━━━ DATA RECORDS ━━━
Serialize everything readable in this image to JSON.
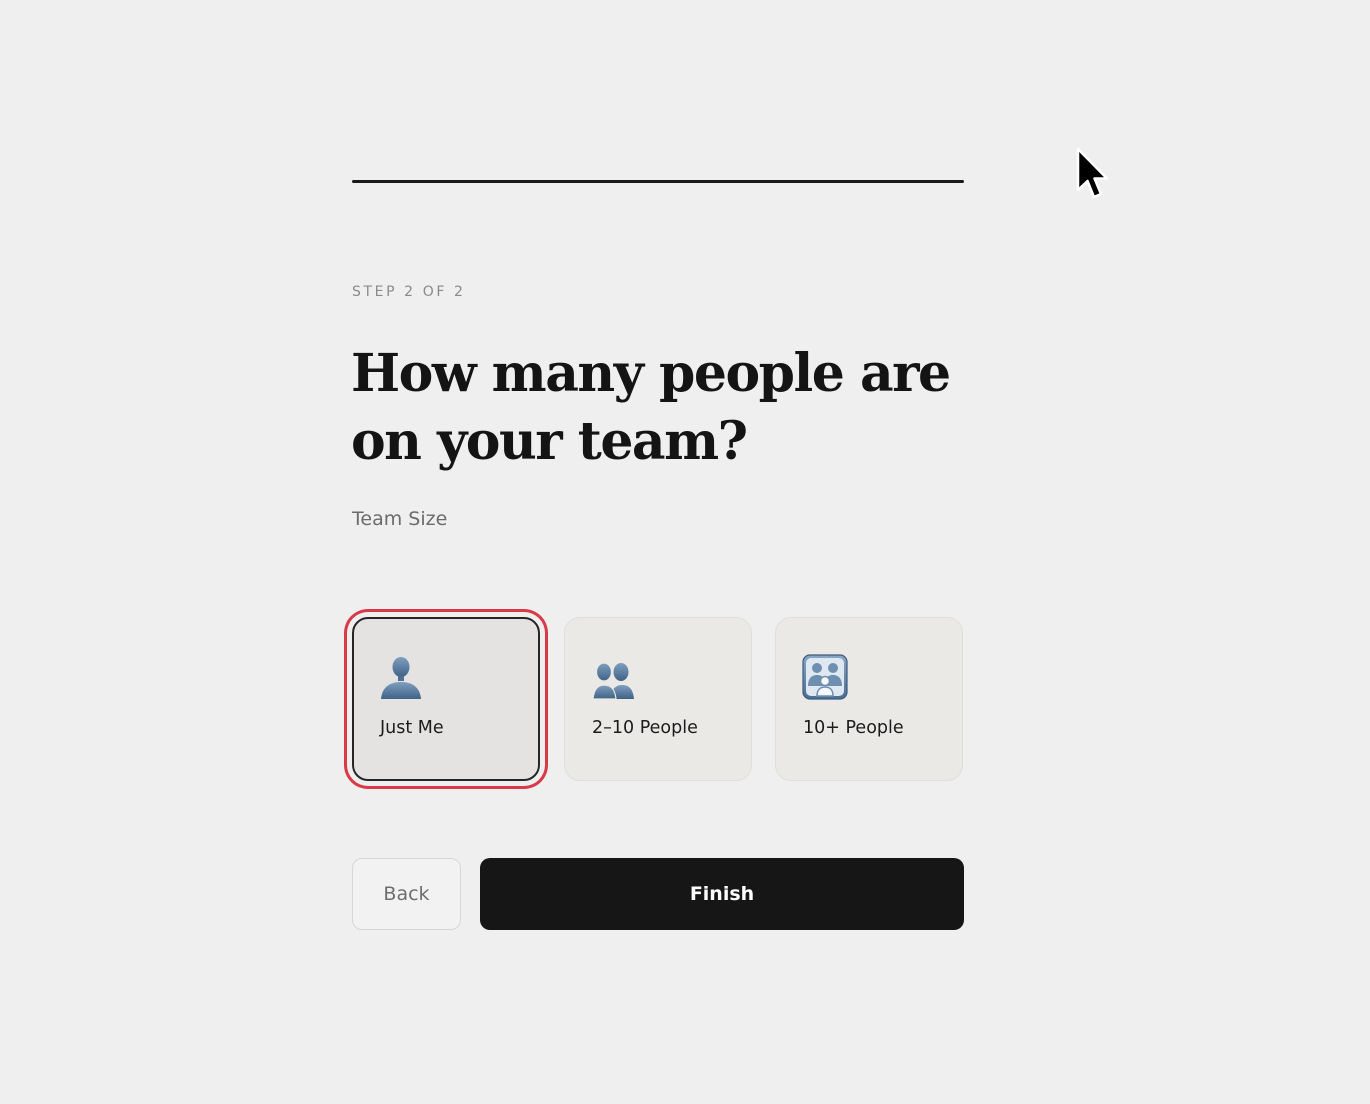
{
  "progress": {
    "fraction": 1.0
  },
  "step_label": "STEP 2 OF 2",
  "heading": {
    "line1": "How many people are",
    "line2": "on your team?"
  },
  "subtitle": "Team Size",
  "options": [
    {
      "label": "Just Me",
      "icon": "single-person-icon",
      "selected": true
    },
    {
      "label": "2–10 People",
      "icon": "two-people-icon",
      "selected": false
    },
    {
      "label": "10+ People",
      "icon": "group-people-icon",
      "selected": false
    }
  ],
  "buttons": {
    "back_label": "Back",
    "finish_label": "Finish"
  },
  "colors": {
    "background": "#efefef",
    "selection_ring": "#d93a48",
    "primary_button": "#161616",
    "icon_blue": "#5b7fa3"
  }
}
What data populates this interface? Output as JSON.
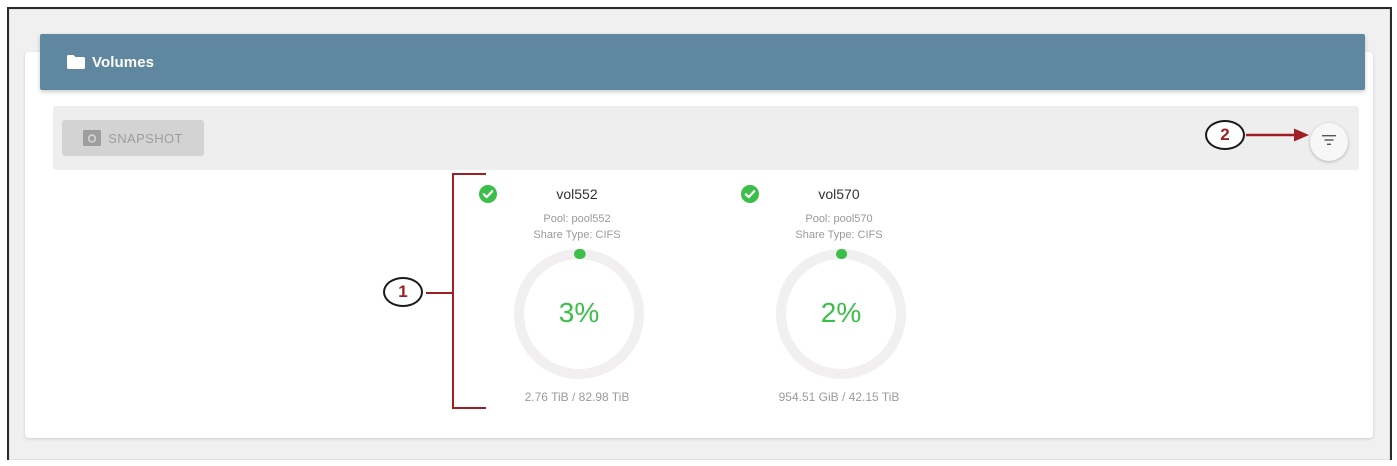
{
  "header": {
    "title": "Volumes",
    "icon": "folder-icon"
  },
  "toolbar": {
    "snapshot_label": "SNAPSHOT",
    "snapshot_icon": "camera-icon",
    "filter_icon": "filter-icon"
  },
  "volumes": [
    {
      "name": "vol552",
      "pool": "Pool: pool552",
      "share_type": "Share Type: CIFS",
      "percent": "3%",
      "percent_value": 3,
      "usage": "2.76 TiB / 82.98 TiB",
      "status_icon": "check-circle-icon"
    },
    {
      "name": "vol570",
      "pool": "Pool: pool570",
      "share_type": "Share Type: CIFS",
      "percent": "2%",
      "percent_value": 2,
      "usage": "954.51 GiB / 42.15 TiB",
      "status_icon": "check-circle-icon"
    }
  ],
  "annotations": [
    {
      "label": "1"
    },
    {
      "label": "2"
    }
  ],
  "colors": {
    "header_bg": "#5f88a0",
    "status_green": "#3cbf4a",
    "annotation_red": "#a01f24",
    "gauge_track": "#f1efef"
  }
}
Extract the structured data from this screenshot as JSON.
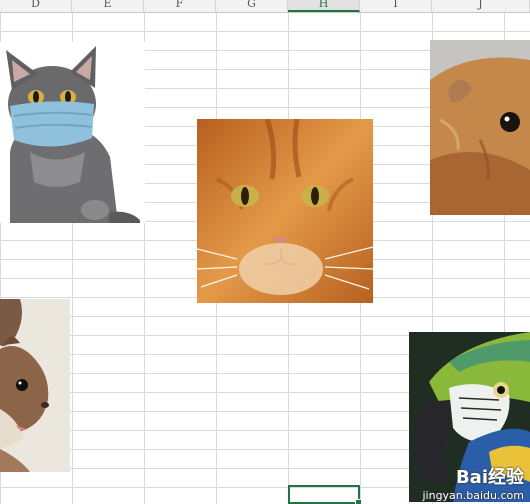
{
  "spreadsheet": {
    "column_headers": [
      "D",
      "E",
      "F",
      "G",
      "H",
      "I",
      "J"
    ],
    "active_column": "H",
    "accent_color": "#217346"
  },
  "pictures": [
    {
      "name": "kitten-with-mask",
      "subject": "gray kitten wearing a blue face mask"
    },
    {
      "name": "orange-cat",
      "subject": "orange tabby cat face"
    },
    {
      "name": "guinea-pig",
      "subject": "brown guinea pig"
    },
    {
      "name": "squirrel",
      "subject": "squirrel head"
    },
    {
      "name": "macaw-parrot",
      "subject": "blue and yellow macaw parrot"
    }
  ],
  "watermark": {
    "brand": "Bai经验",
    "url": "jingyan.baidu.com"
  }
}
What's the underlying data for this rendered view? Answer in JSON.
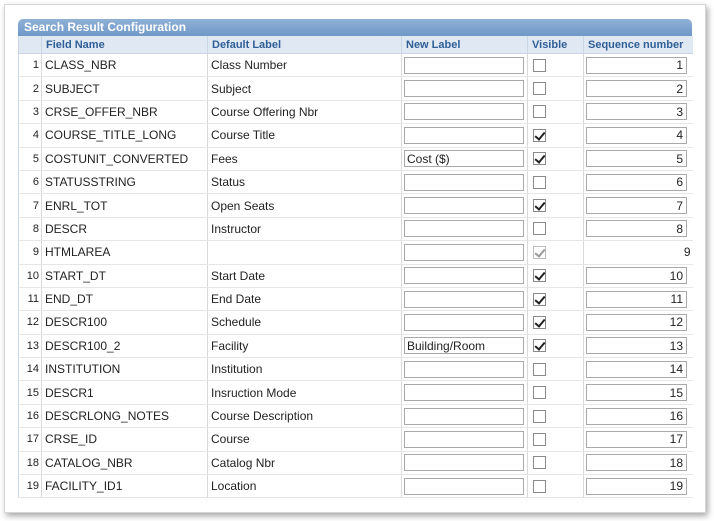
{
  "title": "Search Result Configuration",
  "columns": {
    "field_name": "Field Name",
    "default_label": "Default Label",
    "new_label": "New Label",
    "visible": "Visible",
    "sequence": "Sequence number"
  },
  "rows": [
    {
      "num": "1",
      "field": "CLASS_NBR",
      "default_label": "Class Number",
      "new_label": "",
      "visible": false,
      "seq": "1"
    },
    {
      "num": "2",
      "field": "SUBJECT",
      "default_label": "Subject",
      "new_label": "",
      "visible": false,
      "seq": "2"
    },
    {
      "num": "3",
      "field": "CRSE_OFFER_NBR",
      "default_label": "Course Offering Nbr",
      "new_label": "",
      "visible": false,
      "seq": "3"
    },
    {
      "num": "4",
      "field": "COURSE_TITLE_LONG",
      "default_label": "Course Title",
      "new_label": "",
      "visible": true,
      "seq": "4"
    },
    {
      "num": "5",
      "field": "COSTUNIT_CONVERTED",
      "default_label": "Fees",
      "new_label": "Cost ($)",
      "visible": true,
      "seq": "5"
    },
    {
      "num": "6",
      "field": "STATUSSTRING",
      "default_label": "Status",
      "new_label": "",
      "visible": false,
      "seq": "6"
    },
    {
      "num": "7",
      "field": "ENRL_TOT",
      "default_label": "Open Seats",
      "new_label": "",
      "visible": true,
      "seq": "7"
    },
    {
      "num": "8",
      "field": "DESCR",
      "default_label": "Instructor",
      "new_label": "",
      "visible": false,
      "seq": "8"
    },
    {
      "num": "9",
      "field": "HTMLAREA",
      "default_label": "",
      "new_label": "",
      "visible": true,
      "disabled": true,
      "seq": "9"
    },
    {
      "num": "10",
      "field": "START_DT",
      "default_label": "Start Date",
      "new_label": "",
      "visible": true,
      "seq": "10"
    },
    {
      "num": "11",
      "field": "END_DT",
      "default_label": "End Date",
      "new_label": "",
      "visible": true,
      "seq": "11"
    },
    {
      "num": "12",
      "field": "DESCR100",
      "default_label": "Schedule",
      "new_label": "",
      "visible": true,
      "seq": "12"
    },
    {
      "num": "13",
      "field": "DESCR100_2",
      "default_label": "Facility",
      "new_label": "Building/Room",
      "visible": true,
      "seq": "13"
    },
    {
      "num": "14",
      "field": "INSTITUTION",
      "default_label": "Institution",
      "new_label": "",
      "visible": false,
      "seq": "14"
    },
    {
      "num": "15",
      "field": "DESCR1",
      "default_label": "Insruction Mode",
      "new_label": "",
      "visible": false,
      "seq": "15"
    },
    {
      "num": "16",
      "field": "DESCRLONG_NOTES",
      "default_label": "Course Description",
      "new_label": "",
      "visible": false,
      "seq": "16"
    },
    {
      "num": "17",
      "field": "CRSE_ID",
      "default_label": "Course",
      "new_label": "",
      "visible": false,
      "seq": "17"
    },
    {
      "num": "18",
      "field": "CATALOG_NBR",
      "default_label": "Catalog Nbr",
      "new_label": "",
      "visible": false,
      "seq": "18"
    },
    {
      "num": "19",
      "field": "FACILITY_ID1",
      "default_label": "Location",
      "new_label": "",
      "visible": false,
      "seq": "19"
    }
  ]
}
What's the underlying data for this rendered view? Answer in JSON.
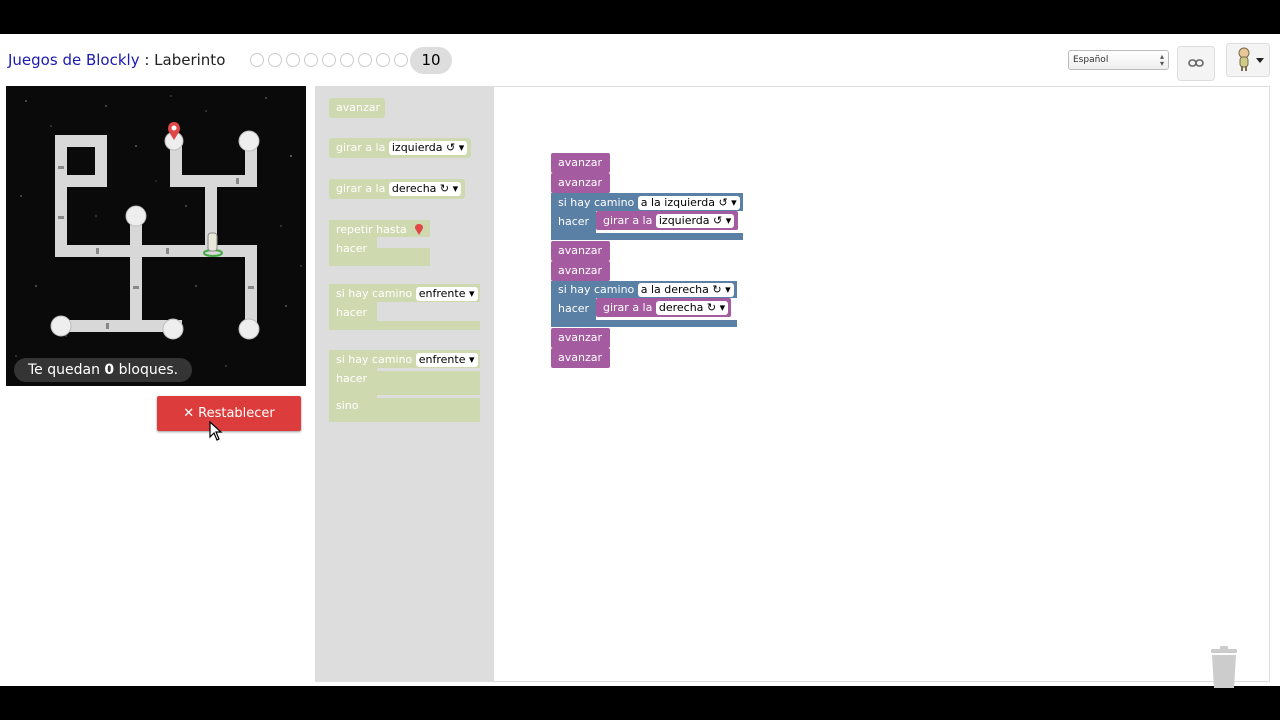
{
  "header": {
    "app_title": "Juegos de Blockly",
    "separator": " : ",
    "game_title": "Laberinto",
    "level_dots": 9,
    "current_level": "10",
    "language": "Español"
  },
  "maze": {
    "remaining_text_pre": "Te quedan ",
    "remaining_count": "0",
    "remaining_text_post": " bloques."
  },
  "reset_button": {
    "icon": "✕",
    "label": "Restablecer"
  },
  "toolbox": {
    "move_forward": "avanzar",
    "turn_left_label": "girar a la",
    "turn_left_value": "izquierda ↺ ▾",
    "turn_right_label": "girar a la",
    "turn_right_value": "derecha ↻ ▾",
    "repeat_label": "repetir hasta",
    "repeat_do": "hacer",
    "if_label": "si hay camino",
    "if_value": "enfrente ▾",
    "if_do": "hacer",
    "ifelse_label": "si hay camino",
    "ifelse_value": "enfrente ▾",
    "ifelse_do": "hacer",
    "ifelse_else": "sino"
  },
  "program": {
    "b1": "avanzar",
    "b2": "avanzar",
    "if1_label": "si hay camino",
    "if1_value": "a la izquierda ↺ ▾",
    "if1_do": "hacer",
    "if1_inner_label": "girar a la",
    "if1_inner_value": "izquierda ↺ ▾",
    "b3": "avanzar",
    "b4": "avanzar",
    "if2_label": "si hay camino",
    "if2_value": "a la derecha ↻ ▾",
    "if2_do": "hacer",
    "if2_inner_label": "girar a la",
    "if2_inner_value": "derecha ↻ ▾",
    "b5": "avanzar",
    "b6": "avanzar"
  },
  "colors": {
    "movement_block": "#a55b9f",
    "logic_block": "#5b80a5",
    "loop_block": "#5ba55b",
    "toolbox_faded_block": "#c8d6a6",
    "reset_red": "#dd3c3c"
  }
}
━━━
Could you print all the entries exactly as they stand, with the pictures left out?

Serialize everything readable in this image to JSON.
{
  "progress": {
    "fraction": 1.0
  },
  "step_label": "STEP 2 OF 2",
  "heading": {
    "line1": "How many people are",
    "line2": "on your team?"
  },
  "subtitle": "Team Size",
  "options": [
    {
      "label": "Just Me",
      "icon": "single-person-icon",
      "selected": true
    },
    {
      "label": "2–10 People",
      "icon": "two-people-icon",
      "selected": false
    },
    {
      "label": "10+ People",
      "icon": "group-people-icon",
      "selected": false
    }
  ],
  "buttons": {
    "back_label": "Back",
    "finish_label": "Finish"
  },
  "colors": {
    "background": "#efefef",
    "selection_ring": "#d93a48",
    "primary_button": "#161616",
    "icon_blue": "#5b7fa3"
  }
}
What data populates this interface? Output as JSON.
{
  "header": {
    "title": "Volumes",
    "icon": "folder-icon"
  },
  "toolbar": {
    "snapshot_label": "SNAPSHOT",
    "snapshot_icon": "camera-icon",
    "filter_icon": "filter-icon"
  },
  "volumes": [
    {
      "name": "vol552",
      "pool": "Pool: pool552",
      "share_type": "Share Type: CIFS",
      "percent": "3%",
      "percent_value": 3,
      "usage": "2.76 TiB / 82.98 TiB",
      "status_icon": "check-circle-icon"
    },
    {
      "name": "vol570",
      "pool": "Pool: pool570",
      "share_type": "Share Type: CIFS",
      "percent": "2%",
      "percent_value": 2,
      "usage": "954.51 GiB / 42.15 TiB",
      "status_icon": "check-circle-icon"
    }
  ],
  "annotations": [
    {
      "label": "1"
    },
    {
      "label": "2"
    }
  ],
  "colors": {
    "header_bg": "#5f88a0",
    "status_green": "#3cbf4a",
    "annotation_red": "#a01f24",
    "gauge_track": "#f1efef"
  }
}
Extract the structured data from this screenshot as JSON.
{
  "spreadsheet": {
    "column_headers": [
      "D",
      "E",
      "F",
      "G",
      "H",
      "I",
      "J"
    ],
    "active_column": "H",
    "accent_color": "#217346"
  },
  "pictures": [
    {
      "name": "kitten-with-mask",
      "subject": "gray kitten wearing a blue face mask"
    },
    {
      "name": "orange-cat",
      "subject": "orange tabby cat face"
    },
    {
      "name": "guinea-pig",
      "subject": "brown guinea pig"
    },
    {
      "name": "squirrel",
      "subject": "squirrel head"
    },
    {
      "name": "macaw-parrot",
      "subject": "blue and yellow macaw parrot"
    }
  ],
  "watermark": {
    "brand": "Bai经验",
    "url": "jingyan.baidu.com"
  }
}
What's the underlying data for this rendered view? Answer in JSON.
{
  "title": "Search Result Configuration",
  "columns": {
    "field_name": "Field Name",
    "default_label": "Default Label",
    "new_label": "New Label",
    "visible": "Visible",
    "sequence": "Sequence number"
  },
  "rows": [
    {
      "num": "1",
      "field": "CLASS_NBR",
      "default_label": "Class Number",
      "new_label": "",
      "visible": false,
      "seq": "1"
    },
    {
      "num": "2",
      "field": "SUBJECT",
      "default_label": "Subject",
      "new_label": "",
      "visible": false,
      "seq": "2"
    },
    {
      "num": "3",
      "field": "CRSE_OFFER_NBR",
      "default_label": "Course Offering Nbr",
      "new_label": "",
      "visible": false,
      "seq": "3"
    },
    {
      "num": "4",
      "field": "COURSE_TITLE_LONG",
      "default_label": "Course Title",
      "new_label": "",
      "visible": true,
      "seq": "4"
    },
    {
      "num": "5",
      "field": "COSTUNIT_CONVERTED",
      "default_label": "Fees",
      "new_label": "Cost ($)",
      "visible": true,
      "seq": "5"
    },
    {
      "num": "6",
      "field": "STATUSSTRING",
      "default_label": "Status",
      "new_label": "",
      "visible": false,
      "seq": "6"
    },
    {
      "num": "7",
      "field": "ENRL_TOT",
      "default_label": "Open Seats",
      "new_label": "",
      "visible": true,
      "seq": "7"
    },
    {
      "num": "8",
      "field": "DESCR",
      "default_label": "Instructor",
      "new_label": "",
      "visible": false,
      "seq": "8"
    },
    {
      "num": "9",
      "field": "HTMLAREA",
      "default_label": "",
      "new_label": "",
      "visible": true,
      "disabled": true,
      "seq": "9"
    },
    {
      "num": "10",
      "field": "START_DT",
      "default_label": "Start Date",
      "new_label": "",
      "visible": true,
      "seq": "10"
    },
    {
      "num": "11",
      "field": "END_DT",
      "default_label": "End Date",
      "new_label": "",
      "visible": true,
      "seq": "11"
    },
    {
      "num": "12",
      "field": "DESCR100",
      "default_label": "Schedule",
      "new_label": "",
      "visible": true,
      "seq": "12"
    },
    {
      "num": "13",
      "field": "DESCR100_2",
      "default_label": "Facility",
      "new_label": "Building/Room",
      "visible": true,
      "seq": "13"
    },
    {
      "num": "14",
      "field": "INSTITUTION",
      "default_label": "Institution",
      "new_label": "",
      "visible": false,
      "seq": "14"
    },
    {
      "num": "15",
      "field": "DESCR1",
      "default_label": "Insruction Mode",
      "new_label": "",
      "visible": false,
      "seq": "15"
    },
    {
      "num": "16",
      "field": "DESCRLONG_NOTES",
      "default_label": "Course Description",
      "new_label": "",
      "visible": false,
      "seq": "16"
    },
    {
      "num": "17",
      "field": "CRSE_ID",
      "default_label": "Course",
      "new_label": "",
      "visible": false,
      "seq": "17"
    },
    {
      "num": "18",
      "field": "CATALOG_NBR",
      "default_label": "Catalog Nbr",
      "new_label": "",
      "visible": false,
      "seq": "18"
    },
    {
      "num": "19",
      "field": "FACILITY_ID1",
      "default_label": "Location",
      "new_label": "",
      "visible": false,
      "seq": "19"
    }
  ]
}
What's the underlying data for this rendered view? Answer in JSON.
{
  "header": {
    "app_title": "Juegos de Blockly",
    "separator": " : ",
    "game_title": "Laberinto",
    "level_dots": 9,
    "current_level": "10",
    "language": "Español"
  },
  "maze": {
    "remaining_text_pre": "Te quedan ",
    "remaining_count": "0",
    "remaining_text_post": " bloques."
  },
  "reset_button": {
    "icon": "✕",
    "label": "Restablecer"
  },
  "toolbox": {
    "move_forward": "avanzar",
    "turn_left_label": "girar a la",
    "turn_left_value": "izquierda ↺ ▾",
    "turn_right_label": "girar a la",
    "turn_right_value": "derecha ↻ ▾",
    "repeat_label": "repetir hasta",
    "repeat_do": "hacer",
    "if_label": "si hay camino",
    "if_value": "enfrente ▾",
    "if_do": "hacer",
    "ifelse_label": "si hay camino",
    "ifelse_value": "enfrente ▾",
    "ifelse_do": "hacer",
    "ifelse_else": "sino"
  },
  "program": {
    "b1": "avanzar",
    "b2": "avanzar",
    "if1_label": "si hay camino",
    "if1_value": "a la izquierda ↺ ▾",
    "if1_do": "hacer",
    "if1_inner_label": "girar a la",
    "if1_inner_value": "izquierda ↺ ▾",
    "b3": "avanzar",
    "b4": "avanzar",
    "if2_label": "si hay camino",
    "if2_value": "a la derecha ↻ ▾",
    "if2_do": "hacer",
    "if2_inner_label": "girar a la",
    "if2_inner_value": "derecha ↻ ▾",
    "b5": "avanzar",
    "b6": "avanzar"
  },
  "colors": {
    "movement_block": "#a55b9f",
    "logic_block": "#5b80a5",
    "loop_block": "#5ba55b",
    "toolbox_faded_block": "#c8d6a6",
    "reset_red": "#dd3c3c"
  }
}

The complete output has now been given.